Suppose *M* is equipped with a symplectic form *ω*, a Riemannian metric *g*, and an almost-complex structure *J*. Since *ω* and *g* are nondegenerate, each induces a bundle isomorphism *TM → T*M*, where the first map, denoted *φ _{ω}*, is given by the interior product

*φ*

_{ω}(

*u*) =

_{u}

*ω*=

*ω*(

*u*, •) and the other, denoted

*φ*, is given by the analogous operation for

_{g}*g*. With this understood, the three structures

*(g,ω,J)*form a

**compatible triple**when each structure can be specified by the two others as follows:

*g*(*u*,*v*) =*ω*(*u*,*Jv*)*ω*(*u*,*v*) =*g*(*Ju*,*v*)*J*(*u*) =*φ*_{g}−1(φ_{ω}(u))*.*

In each of these equations, the two structures on the right hand side are called compatible when the corresponding construction yields a structure of the type specified. For example, *ω* and *J* are compatible iff *ω( •,J • )* is a Riemannian metric. The bundle on *M* whose sections are the almost complex structures compatible to *ω* has **contractible fibres**: the complex structures on the tangent fibres compatible with the restriction to the symplectic forms.
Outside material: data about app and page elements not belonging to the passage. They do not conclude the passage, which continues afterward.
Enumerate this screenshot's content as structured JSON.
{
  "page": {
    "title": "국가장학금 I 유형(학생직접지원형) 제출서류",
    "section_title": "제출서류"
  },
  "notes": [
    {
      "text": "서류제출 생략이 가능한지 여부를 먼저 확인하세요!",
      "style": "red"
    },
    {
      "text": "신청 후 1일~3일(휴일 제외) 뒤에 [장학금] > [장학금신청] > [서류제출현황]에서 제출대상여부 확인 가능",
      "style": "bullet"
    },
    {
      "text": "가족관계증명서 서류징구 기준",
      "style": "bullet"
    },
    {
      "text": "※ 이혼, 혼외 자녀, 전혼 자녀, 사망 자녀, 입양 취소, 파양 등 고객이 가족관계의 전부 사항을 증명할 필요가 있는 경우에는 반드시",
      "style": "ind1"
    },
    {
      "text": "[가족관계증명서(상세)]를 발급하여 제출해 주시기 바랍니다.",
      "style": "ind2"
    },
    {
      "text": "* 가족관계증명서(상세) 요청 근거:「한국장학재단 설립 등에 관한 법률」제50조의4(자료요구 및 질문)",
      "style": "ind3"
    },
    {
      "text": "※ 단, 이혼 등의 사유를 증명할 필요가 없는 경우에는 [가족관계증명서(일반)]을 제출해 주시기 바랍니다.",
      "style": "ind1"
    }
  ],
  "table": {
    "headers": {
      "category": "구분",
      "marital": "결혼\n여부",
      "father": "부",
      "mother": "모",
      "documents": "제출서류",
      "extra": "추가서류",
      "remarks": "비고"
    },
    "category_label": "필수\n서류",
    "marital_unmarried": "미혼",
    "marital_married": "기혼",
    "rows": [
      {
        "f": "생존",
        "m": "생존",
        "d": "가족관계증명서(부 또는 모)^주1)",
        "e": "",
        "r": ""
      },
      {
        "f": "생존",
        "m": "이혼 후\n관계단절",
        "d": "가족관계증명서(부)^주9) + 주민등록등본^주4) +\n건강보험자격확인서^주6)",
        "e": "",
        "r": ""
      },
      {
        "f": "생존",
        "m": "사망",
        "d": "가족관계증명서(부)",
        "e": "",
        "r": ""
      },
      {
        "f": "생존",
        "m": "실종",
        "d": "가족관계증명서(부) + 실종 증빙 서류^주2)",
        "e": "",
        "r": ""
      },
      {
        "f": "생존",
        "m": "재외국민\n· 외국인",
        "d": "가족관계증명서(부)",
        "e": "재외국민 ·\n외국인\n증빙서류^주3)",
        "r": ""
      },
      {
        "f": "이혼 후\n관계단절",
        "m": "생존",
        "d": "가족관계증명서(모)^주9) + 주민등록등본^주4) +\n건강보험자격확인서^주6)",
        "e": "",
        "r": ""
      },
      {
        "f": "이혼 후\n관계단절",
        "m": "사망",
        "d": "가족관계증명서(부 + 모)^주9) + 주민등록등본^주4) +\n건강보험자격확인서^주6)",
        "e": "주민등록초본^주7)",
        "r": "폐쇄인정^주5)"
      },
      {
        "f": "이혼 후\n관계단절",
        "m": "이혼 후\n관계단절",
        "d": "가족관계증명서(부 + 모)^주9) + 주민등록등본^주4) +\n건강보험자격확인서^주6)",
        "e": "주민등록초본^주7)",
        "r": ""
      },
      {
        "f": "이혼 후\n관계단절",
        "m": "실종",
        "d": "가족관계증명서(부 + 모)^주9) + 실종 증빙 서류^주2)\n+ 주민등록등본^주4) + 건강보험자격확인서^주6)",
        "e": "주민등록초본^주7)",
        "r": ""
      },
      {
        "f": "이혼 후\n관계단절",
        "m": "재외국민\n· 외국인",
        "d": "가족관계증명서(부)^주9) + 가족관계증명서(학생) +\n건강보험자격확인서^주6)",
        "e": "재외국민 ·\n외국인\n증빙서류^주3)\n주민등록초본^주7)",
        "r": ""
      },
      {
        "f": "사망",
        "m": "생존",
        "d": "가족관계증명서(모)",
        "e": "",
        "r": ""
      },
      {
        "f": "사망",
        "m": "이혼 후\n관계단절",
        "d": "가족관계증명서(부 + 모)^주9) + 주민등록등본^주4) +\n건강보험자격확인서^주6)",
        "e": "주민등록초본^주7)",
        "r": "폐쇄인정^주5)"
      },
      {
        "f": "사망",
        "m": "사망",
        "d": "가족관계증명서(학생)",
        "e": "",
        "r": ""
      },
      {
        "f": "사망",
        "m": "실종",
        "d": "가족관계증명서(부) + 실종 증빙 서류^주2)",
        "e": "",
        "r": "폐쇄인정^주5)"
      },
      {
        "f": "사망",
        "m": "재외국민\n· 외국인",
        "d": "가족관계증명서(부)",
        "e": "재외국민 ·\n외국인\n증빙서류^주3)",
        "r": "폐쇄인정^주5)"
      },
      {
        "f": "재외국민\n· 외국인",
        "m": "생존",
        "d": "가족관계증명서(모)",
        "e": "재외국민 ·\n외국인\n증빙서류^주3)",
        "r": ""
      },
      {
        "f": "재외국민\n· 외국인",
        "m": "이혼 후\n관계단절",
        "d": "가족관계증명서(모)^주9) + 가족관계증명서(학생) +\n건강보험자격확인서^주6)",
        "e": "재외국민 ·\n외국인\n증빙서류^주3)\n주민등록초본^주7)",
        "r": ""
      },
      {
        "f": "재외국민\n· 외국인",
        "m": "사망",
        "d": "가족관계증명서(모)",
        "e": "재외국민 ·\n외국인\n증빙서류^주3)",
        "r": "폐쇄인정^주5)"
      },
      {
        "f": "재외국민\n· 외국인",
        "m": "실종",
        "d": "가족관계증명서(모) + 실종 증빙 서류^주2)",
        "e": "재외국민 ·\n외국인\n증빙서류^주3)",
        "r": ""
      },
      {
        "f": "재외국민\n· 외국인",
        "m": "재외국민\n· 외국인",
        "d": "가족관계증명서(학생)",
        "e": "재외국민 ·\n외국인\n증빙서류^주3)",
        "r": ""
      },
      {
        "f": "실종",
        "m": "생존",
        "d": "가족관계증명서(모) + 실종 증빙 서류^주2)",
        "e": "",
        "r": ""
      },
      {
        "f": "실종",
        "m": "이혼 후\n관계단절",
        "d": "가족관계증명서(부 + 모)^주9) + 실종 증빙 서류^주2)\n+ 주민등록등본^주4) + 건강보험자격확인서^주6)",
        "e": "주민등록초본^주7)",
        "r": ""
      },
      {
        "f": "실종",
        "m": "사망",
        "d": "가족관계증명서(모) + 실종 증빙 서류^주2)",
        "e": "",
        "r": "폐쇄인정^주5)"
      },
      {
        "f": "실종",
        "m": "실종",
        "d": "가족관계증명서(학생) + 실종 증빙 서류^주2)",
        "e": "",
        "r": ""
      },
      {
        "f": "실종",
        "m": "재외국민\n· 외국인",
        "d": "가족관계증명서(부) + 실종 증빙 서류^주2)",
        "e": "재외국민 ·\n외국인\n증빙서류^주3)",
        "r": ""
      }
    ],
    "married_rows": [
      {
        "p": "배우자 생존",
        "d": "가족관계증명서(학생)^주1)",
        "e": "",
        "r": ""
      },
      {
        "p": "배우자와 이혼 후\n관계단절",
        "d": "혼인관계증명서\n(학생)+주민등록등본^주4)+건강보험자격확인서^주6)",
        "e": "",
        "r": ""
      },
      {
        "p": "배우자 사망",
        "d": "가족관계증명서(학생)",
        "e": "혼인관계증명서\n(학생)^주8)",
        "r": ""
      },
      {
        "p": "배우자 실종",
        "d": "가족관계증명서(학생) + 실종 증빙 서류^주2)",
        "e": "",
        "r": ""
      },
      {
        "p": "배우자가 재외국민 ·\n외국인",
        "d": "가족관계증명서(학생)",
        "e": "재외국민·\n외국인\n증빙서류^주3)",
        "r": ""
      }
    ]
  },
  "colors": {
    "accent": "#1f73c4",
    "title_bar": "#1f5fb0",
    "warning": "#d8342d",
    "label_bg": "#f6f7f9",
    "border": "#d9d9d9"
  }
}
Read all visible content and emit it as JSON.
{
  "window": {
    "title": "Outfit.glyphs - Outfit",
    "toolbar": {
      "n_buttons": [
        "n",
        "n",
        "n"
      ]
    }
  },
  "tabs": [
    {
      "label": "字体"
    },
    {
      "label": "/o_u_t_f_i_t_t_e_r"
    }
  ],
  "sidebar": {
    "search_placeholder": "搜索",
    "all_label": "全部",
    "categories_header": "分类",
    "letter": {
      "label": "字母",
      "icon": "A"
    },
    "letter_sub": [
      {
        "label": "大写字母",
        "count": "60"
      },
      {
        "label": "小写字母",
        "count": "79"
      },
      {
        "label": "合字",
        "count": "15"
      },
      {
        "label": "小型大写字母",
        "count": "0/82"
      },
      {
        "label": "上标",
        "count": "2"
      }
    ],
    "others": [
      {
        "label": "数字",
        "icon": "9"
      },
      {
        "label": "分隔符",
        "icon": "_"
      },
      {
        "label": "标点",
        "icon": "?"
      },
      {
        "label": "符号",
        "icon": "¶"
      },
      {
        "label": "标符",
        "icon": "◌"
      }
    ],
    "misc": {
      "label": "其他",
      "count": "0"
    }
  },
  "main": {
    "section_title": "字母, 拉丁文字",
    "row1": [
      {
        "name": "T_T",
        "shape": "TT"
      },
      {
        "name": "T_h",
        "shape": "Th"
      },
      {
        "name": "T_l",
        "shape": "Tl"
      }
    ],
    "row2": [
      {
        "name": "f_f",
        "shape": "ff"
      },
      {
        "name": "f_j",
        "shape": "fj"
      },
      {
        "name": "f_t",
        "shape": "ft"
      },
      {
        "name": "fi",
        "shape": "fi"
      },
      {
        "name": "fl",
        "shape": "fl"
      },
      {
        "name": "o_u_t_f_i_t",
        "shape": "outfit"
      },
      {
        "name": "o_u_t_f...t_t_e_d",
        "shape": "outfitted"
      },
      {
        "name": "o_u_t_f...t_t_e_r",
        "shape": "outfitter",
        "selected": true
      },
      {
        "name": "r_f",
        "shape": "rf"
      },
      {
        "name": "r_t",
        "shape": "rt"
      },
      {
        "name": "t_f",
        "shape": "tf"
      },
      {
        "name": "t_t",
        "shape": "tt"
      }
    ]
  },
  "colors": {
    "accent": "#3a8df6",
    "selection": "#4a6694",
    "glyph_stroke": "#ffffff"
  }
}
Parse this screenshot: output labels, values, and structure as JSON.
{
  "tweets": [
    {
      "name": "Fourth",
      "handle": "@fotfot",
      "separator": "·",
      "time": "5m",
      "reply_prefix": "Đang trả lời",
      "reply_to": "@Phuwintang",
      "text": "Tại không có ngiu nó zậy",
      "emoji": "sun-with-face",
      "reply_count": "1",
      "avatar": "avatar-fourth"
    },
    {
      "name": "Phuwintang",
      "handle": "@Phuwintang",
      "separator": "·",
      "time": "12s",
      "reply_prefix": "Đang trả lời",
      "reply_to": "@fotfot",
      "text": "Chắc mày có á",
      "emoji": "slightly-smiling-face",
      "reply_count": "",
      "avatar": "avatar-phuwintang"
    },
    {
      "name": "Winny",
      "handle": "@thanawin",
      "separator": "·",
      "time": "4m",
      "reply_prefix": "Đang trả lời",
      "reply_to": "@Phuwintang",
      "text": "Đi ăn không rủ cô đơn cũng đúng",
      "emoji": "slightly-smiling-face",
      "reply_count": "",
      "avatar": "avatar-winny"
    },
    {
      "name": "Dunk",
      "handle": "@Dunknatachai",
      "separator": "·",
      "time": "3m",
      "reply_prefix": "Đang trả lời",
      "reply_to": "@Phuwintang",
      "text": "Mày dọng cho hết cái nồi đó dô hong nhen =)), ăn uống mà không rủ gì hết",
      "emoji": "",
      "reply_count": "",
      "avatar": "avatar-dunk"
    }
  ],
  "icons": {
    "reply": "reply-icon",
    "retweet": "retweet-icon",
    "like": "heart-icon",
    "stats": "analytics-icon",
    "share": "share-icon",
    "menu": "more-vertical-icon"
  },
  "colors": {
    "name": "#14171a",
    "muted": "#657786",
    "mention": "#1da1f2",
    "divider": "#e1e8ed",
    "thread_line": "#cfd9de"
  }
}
Using elementary properties of the symplectic form *ω*, one can show that a compatible almost-complex structure *J* is an almost Kähler structure for the Riemannian metric *ω(u,Jv)*. It is also a fact that if *J* is integrable, then *(M,ω,J)* is a Kähler manifold.

These triples are related to the 2 out of 3 property of the unitary group.

Read more about this topic: Almost Complex Manifold

### Famous quotes containing the word compatible:

“English general and singular terms, identity, quantification, and the whole bag of ontological tricks may be correlated with elements of the native language in any of various mutually incompatible ways, each *compatible* with all possible linguistic data, and none preferable to another save as favored by a rationalization of the native language that is simple and natural to us.”

—Willard Van Orman Quine (b. 1908)